## YOUR OBJECTIVE
Take the records below and copy them exactly.

## PROVIDED RECORDS
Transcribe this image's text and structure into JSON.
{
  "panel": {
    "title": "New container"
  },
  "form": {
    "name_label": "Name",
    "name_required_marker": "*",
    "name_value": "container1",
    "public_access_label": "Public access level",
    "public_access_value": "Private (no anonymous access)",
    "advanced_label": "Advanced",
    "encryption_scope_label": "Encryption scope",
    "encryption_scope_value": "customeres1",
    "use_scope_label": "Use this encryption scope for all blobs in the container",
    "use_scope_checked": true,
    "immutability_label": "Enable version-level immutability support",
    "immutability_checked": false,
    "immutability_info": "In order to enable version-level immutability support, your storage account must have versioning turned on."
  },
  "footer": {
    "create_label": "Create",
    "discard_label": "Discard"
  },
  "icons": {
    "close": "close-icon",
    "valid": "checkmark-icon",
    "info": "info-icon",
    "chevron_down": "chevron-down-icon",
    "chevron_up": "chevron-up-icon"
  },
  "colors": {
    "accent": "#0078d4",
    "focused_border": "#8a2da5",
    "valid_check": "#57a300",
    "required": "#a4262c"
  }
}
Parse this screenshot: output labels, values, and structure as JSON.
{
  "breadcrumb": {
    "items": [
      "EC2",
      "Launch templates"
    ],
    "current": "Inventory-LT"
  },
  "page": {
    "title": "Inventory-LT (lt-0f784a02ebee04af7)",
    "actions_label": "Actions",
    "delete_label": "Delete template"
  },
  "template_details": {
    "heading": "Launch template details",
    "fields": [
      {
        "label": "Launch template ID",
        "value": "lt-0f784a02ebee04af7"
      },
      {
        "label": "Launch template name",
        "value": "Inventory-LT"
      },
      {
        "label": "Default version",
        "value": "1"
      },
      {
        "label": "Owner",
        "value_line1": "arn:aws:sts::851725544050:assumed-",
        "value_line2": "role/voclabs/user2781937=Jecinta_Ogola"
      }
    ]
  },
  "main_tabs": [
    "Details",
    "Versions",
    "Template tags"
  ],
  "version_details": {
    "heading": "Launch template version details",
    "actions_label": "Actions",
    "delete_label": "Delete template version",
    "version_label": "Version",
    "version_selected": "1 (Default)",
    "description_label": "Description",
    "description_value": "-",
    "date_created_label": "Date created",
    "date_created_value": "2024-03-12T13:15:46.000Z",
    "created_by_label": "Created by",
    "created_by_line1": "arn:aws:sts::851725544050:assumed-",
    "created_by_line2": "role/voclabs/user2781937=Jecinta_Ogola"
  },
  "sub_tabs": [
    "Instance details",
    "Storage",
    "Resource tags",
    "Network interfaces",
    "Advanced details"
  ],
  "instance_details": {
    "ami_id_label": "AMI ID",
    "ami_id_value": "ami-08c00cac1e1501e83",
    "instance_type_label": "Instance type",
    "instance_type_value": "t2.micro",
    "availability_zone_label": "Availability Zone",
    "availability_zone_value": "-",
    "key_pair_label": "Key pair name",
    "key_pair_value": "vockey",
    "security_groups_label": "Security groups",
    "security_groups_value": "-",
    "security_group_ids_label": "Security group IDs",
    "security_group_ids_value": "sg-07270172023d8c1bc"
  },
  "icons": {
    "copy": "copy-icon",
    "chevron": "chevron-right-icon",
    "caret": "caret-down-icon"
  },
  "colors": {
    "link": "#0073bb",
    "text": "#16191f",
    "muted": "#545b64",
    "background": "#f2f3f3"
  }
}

## ANSWER TO THE EXERCISE
Transcribe this image's text and structure into JSON.
{
  "panel": {
    "title": "New container"
  },
  "form": {
    "name_label": "Name",
    "name_required_marker": "*",
    "name_value": "container1",
    "public_access_label": "Public access level",
    "public_access_value": "Private (no anonymous access)",
    "advanced_label": "Advanced",
    "encryption_scope_label": "Encryption scope",
    "encryption_scope_value": "customeres1",
    "use_scope_label": "Use this encryption scope for all blobs in the container",
    "use_scope_checked": true,
    "immutability_label": "Enable version-level immutability support",
    "immutability_checked": false,
    "immutability_info": "In order to enable version-level immutability support, your storage account must have versioning turned on."
  },
  "footer": {
    "create_label": "Create",
    "discard_label": "Discard"
  },
  "icons": {
    "close": "close-icon",
    "valid": "checkmark-icon",
    "info": "info-icon",
    "chevron_down": "chevron-down-icon",
    "chevron_up": "chevron-up-icon"
  },
  "colors": {
    "accent": "#0078d4",
    "focused_border": "#8a2da5",
    "valid_check": "#57a300",
    "required": "#a4262c"
  }
}
Parse this screenshot: output labels, values, and structure as JSON.
{
  "breadcrumb": {
    "items": [
      "EC2",
      "Launch templates"
    ],
    "current": "Inventory-LT"
  },
  "page": {
    "title": "Inventory-LT (lt-0f784a02ebee04af7)",
    "actions_label": "Actions",
    "delete_label": "Delete template"
  },
  "template_details": {
    "heading": "Launch template details",
    "fields": [
      {
        "label": "Launch template ID",
        "value": "lt-0f784a02ebee04af7"
      },
      {
        "label": "Launch template name",
        "value": "Inventory-LT"
      },
      {
        "label": "Default version",
        "value": "1"
      },
      {
        "label": "Owner",
        "value_line1": "arn:aws:sts::851725544050:assumed-",
        "value_line2": "role/voclabs/user2781937=Jecinta_Ogola"
      }
    ]
  },
  "main_tabs": [
    "Details",
    "Versions",
    "Template tags"
  ],
  "version_details": {
    "heading": "Launch template version details",
    "actions_label": "Actions",
    "delete_label": "Delete template version",
    "version_label": "Version",
    "version_selected": "1 (Default)",
    "description_label": "Description",
    "description_value": "-",
    "date_created_label": "Date created",
    "date_created_value": "2024-03-12T13:15:46.000Z",
    "created_by_label": "Created by",
    "created_by_line1": "arn:aws:sts::851725544050:assumed-",
    "created_by_line2": "role/voclabs/user2781937=Jecinta_Ogola"
  },
  "sub_tabs": [
    "Instance details",
    "Storage",
    "Resource tags",
    "Network interfaces",
    "Advanced details"
  ],
  "instance_details": {
    "ami_id_label": "AMI ID",
    "ami_id_value": "ami-08c00cac1e1501e83",
    "instance_type_label": "Instance type",
    "instance_type_value": "t2.micro",
    "availability_zone_label": "Availability Zone",
    "availability_zone_value": "-",
    "key_pair_label": "Key pair name",
    "key_pair_value": "vockey",
    "security_groups_label": "Security groups",
    "security_groups_value": "-",
    "security_group_ids_label": "Security group IDs",
    "security_group_ids_value": "sg-07270172023d8c1bc"
  },
  "icons": {
    "copy": "copy-icon",
    "chevron": "chevron-right-icon",
    "caret": "caret-down-icon"
  },
  "colors": {
    "link": "#0073bb",
    "text": "#16191f",
    "muted": "#545b64",
    "background": "#f2f3f3"
  }
}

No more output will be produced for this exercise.